- Do not use USB storage devices you did not purchase brand new. Picking up and using a USB flash drive you’ve found in a parking lot or bought from a stranger on the street, for example, can be a sneaky way to lure you to install a keylogger. (See Rubber Ducky.) Make sure you secure your USB storage devices, or any device for that matter when not used, in a safe place, too.
- Never click on suspicious links or download files from untrusted sources: Do not click on suspicious phishing links from emails or messages nor download files from unverified and untrusted sources. You can visit the website VirusTotal to analyze suspicious files and links.
Are keyloggers viruses?
No. Keyloggers fall under a category of malware called “spyware,” which secretly monitors and collects information about its targets — in other words, spies on them.
Computer viruses are not intended for spying purposes. A computer virus is a type of malware that copies itself (self-replicates) and attaches itself to a program or host, and it can carry malicious code.
Even though keyloggers are not viruses, they often infect computers or mobile devices via Trojan viruses.
Can keyloggers see your screen?
The primary function of keyloggers is to log and record keystrokes made on a keyboard. But there have been reports of Android and iPhone mobile devices being infected with software keyloggers that can capture where the mobile user presses or taps on the screen. This lets a cybercriminal see what the user is typing by looking at the virtual buttons they are pressing. Spooky, isn’t it?

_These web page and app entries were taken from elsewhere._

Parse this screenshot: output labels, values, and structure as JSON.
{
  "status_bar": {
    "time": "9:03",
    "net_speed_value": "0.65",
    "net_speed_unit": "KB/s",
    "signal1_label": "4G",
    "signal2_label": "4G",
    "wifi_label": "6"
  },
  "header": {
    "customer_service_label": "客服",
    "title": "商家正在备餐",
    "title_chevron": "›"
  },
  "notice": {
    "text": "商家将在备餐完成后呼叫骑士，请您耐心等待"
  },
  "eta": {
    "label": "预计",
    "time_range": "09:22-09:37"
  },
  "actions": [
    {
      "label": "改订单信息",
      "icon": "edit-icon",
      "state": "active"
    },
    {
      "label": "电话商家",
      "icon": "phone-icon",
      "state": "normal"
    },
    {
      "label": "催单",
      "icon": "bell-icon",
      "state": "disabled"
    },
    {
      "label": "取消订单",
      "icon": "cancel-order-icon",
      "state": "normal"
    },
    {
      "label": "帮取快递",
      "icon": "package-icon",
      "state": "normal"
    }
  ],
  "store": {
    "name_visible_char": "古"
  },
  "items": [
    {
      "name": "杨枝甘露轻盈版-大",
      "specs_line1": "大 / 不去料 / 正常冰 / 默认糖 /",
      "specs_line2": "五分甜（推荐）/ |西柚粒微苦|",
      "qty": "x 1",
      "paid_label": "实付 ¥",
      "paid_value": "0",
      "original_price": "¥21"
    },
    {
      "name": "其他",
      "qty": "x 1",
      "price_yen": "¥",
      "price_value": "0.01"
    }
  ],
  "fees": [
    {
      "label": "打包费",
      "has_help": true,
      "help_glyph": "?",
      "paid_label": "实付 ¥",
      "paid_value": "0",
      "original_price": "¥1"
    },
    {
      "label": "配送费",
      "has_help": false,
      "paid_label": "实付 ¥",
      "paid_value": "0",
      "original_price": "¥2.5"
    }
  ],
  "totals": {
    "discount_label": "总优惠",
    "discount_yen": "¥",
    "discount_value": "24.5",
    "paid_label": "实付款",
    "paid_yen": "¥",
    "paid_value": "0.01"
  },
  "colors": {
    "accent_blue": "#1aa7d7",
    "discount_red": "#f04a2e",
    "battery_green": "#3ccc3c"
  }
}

Are keyloggers illegal?
Keyloggers can be legal or illegal, depending on the circumstances.
Keyloggers are legal when they are installed on a device owned by the person doing the installation. For example, it is legal when a parent installs a keylogger on their child’s device they own in order to monitor their phone and online activity for safety purposes.
In contrast, it’s illegal to install a keylogger on a device you don’t own. One exception to this rule is when federal or local authorities have a warrant to monitor a person’s device to help with a criminal investigation.
Cybercriminals, malicious hackers, and other people with ill intent can install keyloggers on your devices without your knowledge in order to track your keystrokes and, ultimately, spy on you. They may do this for illegal and nefarious purposes, such as to steal your identity or commit financial fraud by obtaining sensitive information such as your ID numbers, banking information, credit card numbers, and so on. As you can imagine, the outcome of having keyloggers installed on a device can be dangerous and scary.
Know what keyloggers are and how to spot them, as well as how to prevent them and rid them from your devices. Even though keyloggers are often associated with malicious uses, there are less scary and legal reasons that keyloggers are installed on a device. For example, a parent might install a keylogger on their child's device so they can keep an eye on their screen time and internet use for safety reasons. In the end, being aware of keyloggers is an important key to safeguarding your privacy
As we always say, knowledge is the first step to better cybersecurity habits and staying safe online.
- Strong encryption and security
- User-friendly interface
- Free version is limited to one device at a time